BDSM administers to my life a primal tension and frisson that our technically sanitized and morally confused civil society actively mitigates against. It is a modern virtue to compact human emotional and physical experience into a narrow range; we sweep the natural exuberance of children, the catharsis of grief and even vague senses of ennui under the equalizing broom of serotonin re-uptake inhibitors, and carve our empathy and our bodies to fit a perfect composite image that is called “normal” or “beautiful.” In all our potentials we are aggressively herded toward the vast, gray and amorphous middle, surrendering what Gerard Manley Hopkins celebrated in his poem Pied Beauty as “all things spare, original and strange.”

Not long ago I read an AP wire report in the Bennington Banner (VT) of the phenomenon of teenagers playing very dangerous games, including mutual strangulation and surfing atop fast moving vehicles. Of course, the therapeutic classes are all atwitter about such goings-on, but I myself am unsurprised. The more adults take pains to smooth the bumps out of their childrens’ teen years, the clearer and bolder said teens will be in their expression of their new found erotic, emotional and intellectual vitality, which often emerges as pure Dionysian energy (i.e., chaotic, fecund, bloody, destructive, creative, etc.). Where our culture emphasizes safety and deadening of deep feeling, the first hormonal blush of adulthood demands immersion in life (and all that entails) immediately and at full throttle (so to speak).

BDSM reintroduces color to human relations in bold and sometimes grizzly defiance of puritanical mores and its culture of just saying “no.” It is resolutely politically incorrect. It is patently ridiculous and even comic with no obvious biological or social imperatives. It is utterly inscrutable. To the unambivalent it is harmless but hurts like birth. To the ambivalent it offers clarity. It can bring out the complete truth of who its practitioners really are. It has all of the right enemies.

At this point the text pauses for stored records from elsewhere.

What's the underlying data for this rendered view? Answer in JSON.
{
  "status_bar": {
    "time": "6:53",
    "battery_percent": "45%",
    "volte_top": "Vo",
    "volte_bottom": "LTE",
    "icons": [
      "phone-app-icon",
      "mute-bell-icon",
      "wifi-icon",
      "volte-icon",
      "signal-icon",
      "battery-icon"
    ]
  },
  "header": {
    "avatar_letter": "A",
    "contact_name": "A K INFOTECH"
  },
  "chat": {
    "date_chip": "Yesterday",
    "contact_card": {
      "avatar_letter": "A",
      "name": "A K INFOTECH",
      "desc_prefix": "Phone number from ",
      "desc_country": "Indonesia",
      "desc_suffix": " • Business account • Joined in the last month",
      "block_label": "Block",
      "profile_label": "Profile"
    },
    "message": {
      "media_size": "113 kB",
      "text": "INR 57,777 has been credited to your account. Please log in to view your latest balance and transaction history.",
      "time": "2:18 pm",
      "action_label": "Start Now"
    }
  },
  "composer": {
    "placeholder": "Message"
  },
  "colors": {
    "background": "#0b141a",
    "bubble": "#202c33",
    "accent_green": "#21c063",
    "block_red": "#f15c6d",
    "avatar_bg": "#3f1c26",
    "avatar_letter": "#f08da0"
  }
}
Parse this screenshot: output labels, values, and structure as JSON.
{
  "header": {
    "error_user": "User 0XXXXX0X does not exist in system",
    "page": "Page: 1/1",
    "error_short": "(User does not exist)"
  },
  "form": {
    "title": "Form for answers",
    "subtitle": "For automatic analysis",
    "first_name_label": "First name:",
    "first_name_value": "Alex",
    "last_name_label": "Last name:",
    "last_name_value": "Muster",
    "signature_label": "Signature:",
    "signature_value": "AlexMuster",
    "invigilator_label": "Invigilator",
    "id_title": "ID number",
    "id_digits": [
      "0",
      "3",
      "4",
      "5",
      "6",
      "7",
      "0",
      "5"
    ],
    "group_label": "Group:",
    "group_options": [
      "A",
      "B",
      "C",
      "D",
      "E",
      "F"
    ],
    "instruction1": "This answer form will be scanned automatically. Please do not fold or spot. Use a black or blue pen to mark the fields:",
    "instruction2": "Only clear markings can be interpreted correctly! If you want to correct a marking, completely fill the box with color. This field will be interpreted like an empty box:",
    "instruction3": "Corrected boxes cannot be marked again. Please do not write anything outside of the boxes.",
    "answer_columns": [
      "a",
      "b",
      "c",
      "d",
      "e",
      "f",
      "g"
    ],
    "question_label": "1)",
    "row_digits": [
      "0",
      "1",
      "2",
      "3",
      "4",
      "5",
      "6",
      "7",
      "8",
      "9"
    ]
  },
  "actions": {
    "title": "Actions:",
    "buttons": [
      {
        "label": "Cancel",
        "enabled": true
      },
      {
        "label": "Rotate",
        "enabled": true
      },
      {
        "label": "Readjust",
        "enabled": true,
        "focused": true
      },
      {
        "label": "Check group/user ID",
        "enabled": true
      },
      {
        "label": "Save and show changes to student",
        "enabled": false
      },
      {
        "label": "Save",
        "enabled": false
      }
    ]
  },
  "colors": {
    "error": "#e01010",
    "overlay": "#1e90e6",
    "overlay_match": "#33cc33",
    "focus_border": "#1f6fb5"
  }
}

  • Do you feel BDSM relationships last longer or shorter than non-BDSM relationships? Why?
I think people endure or not in relationships as a function of their will to become known to their partners, irrespective of BDSM. BDSM offers all of the conveniences any other life pursuit for hiding from one’s self and from others, and as long as anyone in relation to another person keeps themselves secreted away, it’s fair to ask if there is any such thing as a relationship (in a serious sense of the word) going on. There are arbitrarily large numbers of ways in which people may loose themselves to passion, open and become vulnerable to getting exactly what their souls need (however that shows up), and thus truly be known by another. BDSM is about as efficacious in this respect as golf (but it may be faster acting).

No comments: